**** PROVIDED INFORMATION

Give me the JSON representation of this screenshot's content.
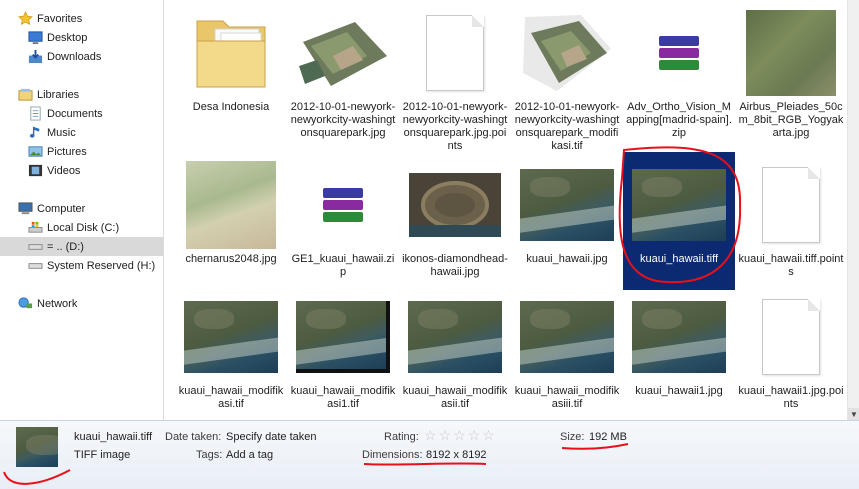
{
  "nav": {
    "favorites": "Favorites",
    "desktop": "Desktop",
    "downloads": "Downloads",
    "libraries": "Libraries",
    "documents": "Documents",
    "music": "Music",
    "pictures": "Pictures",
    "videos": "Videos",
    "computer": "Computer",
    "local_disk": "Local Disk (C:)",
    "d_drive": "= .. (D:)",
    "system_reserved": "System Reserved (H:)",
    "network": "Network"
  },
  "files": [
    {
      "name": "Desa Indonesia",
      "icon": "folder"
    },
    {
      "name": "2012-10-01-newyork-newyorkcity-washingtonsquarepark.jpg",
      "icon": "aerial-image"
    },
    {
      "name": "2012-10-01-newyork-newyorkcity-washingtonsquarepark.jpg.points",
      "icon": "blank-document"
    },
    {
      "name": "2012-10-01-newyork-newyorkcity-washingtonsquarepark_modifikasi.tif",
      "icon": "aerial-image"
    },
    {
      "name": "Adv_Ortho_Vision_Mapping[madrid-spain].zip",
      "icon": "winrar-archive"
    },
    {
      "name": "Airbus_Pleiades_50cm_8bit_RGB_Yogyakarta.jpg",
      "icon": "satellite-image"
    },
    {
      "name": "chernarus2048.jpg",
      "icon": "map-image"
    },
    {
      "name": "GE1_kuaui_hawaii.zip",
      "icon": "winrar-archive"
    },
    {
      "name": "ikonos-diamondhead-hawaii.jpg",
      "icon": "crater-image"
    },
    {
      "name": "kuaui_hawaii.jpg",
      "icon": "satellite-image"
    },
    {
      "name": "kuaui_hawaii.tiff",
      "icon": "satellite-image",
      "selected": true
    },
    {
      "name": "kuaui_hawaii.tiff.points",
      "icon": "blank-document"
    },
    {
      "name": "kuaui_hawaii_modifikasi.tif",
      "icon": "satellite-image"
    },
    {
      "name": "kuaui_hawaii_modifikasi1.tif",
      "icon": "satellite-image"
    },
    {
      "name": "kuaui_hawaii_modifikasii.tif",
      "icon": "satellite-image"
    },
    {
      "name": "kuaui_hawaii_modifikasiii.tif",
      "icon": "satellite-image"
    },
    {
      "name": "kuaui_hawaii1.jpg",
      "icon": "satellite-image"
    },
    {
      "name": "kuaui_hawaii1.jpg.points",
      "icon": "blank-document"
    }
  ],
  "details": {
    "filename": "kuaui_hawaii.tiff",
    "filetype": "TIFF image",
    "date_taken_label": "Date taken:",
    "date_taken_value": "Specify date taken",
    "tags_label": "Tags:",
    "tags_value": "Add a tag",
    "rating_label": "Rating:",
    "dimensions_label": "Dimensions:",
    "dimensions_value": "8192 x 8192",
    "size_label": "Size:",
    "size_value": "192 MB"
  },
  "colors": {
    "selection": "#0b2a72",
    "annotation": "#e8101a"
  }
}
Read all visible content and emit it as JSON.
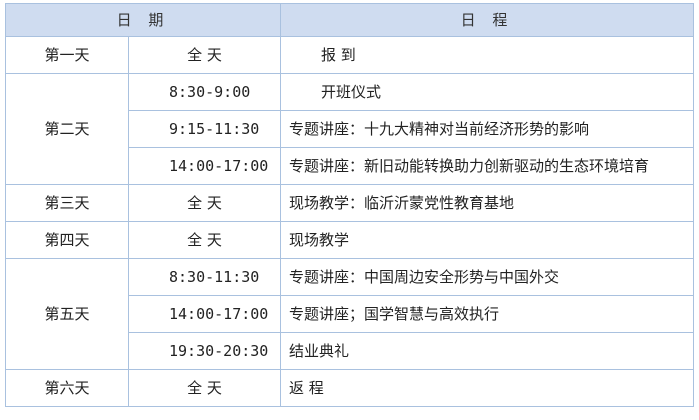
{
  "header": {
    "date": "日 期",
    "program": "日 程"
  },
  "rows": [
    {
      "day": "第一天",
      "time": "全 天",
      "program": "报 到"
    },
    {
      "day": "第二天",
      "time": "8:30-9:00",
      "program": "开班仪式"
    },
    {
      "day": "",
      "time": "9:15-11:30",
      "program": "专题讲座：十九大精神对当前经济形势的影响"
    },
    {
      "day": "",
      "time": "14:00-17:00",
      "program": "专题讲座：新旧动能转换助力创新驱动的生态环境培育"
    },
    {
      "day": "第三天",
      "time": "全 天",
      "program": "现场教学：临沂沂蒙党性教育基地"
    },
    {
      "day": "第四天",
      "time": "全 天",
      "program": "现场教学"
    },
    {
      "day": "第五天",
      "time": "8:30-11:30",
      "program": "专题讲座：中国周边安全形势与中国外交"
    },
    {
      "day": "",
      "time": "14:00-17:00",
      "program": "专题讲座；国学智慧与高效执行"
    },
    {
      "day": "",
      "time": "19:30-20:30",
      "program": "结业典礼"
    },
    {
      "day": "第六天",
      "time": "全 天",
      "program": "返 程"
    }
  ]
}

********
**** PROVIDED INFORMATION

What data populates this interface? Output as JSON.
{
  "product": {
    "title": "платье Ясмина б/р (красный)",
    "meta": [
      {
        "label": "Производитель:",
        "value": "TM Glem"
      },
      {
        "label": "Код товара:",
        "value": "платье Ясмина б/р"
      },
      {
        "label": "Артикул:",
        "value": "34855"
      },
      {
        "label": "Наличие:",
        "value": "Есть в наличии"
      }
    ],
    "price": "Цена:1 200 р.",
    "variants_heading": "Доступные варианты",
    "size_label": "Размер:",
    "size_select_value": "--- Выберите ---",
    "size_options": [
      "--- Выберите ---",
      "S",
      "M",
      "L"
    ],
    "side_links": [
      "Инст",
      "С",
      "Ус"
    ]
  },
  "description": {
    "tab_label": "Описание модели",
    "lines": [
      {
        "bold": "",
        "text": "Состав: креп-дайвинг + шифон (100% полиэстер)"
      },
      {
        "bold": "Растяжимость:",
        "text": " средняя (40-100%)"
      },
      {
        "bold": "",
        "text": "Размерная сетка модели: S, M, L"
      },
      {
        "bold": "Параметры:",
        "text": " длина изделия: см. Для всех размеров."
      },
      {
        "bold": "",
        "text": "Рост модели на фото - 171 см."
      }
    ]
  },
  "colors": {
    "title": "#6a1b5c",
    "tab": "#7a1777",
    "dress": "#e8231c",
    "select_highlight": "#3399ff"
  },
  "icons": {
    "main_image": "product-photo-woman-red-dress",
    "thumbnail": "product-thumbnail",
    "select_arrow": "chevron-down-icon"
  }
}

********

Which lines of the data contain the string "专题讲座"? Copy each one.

      "program": "专题讲座：十九大精神对当前经济形势的影响"
      "program": "专题讲座：新旧动能转换助力创新驱动的生态环境培育"
      "program": "专题讲座：中国周边安全形势与中国外交"
      "program": "专题讲座；国学智慧与高效执行"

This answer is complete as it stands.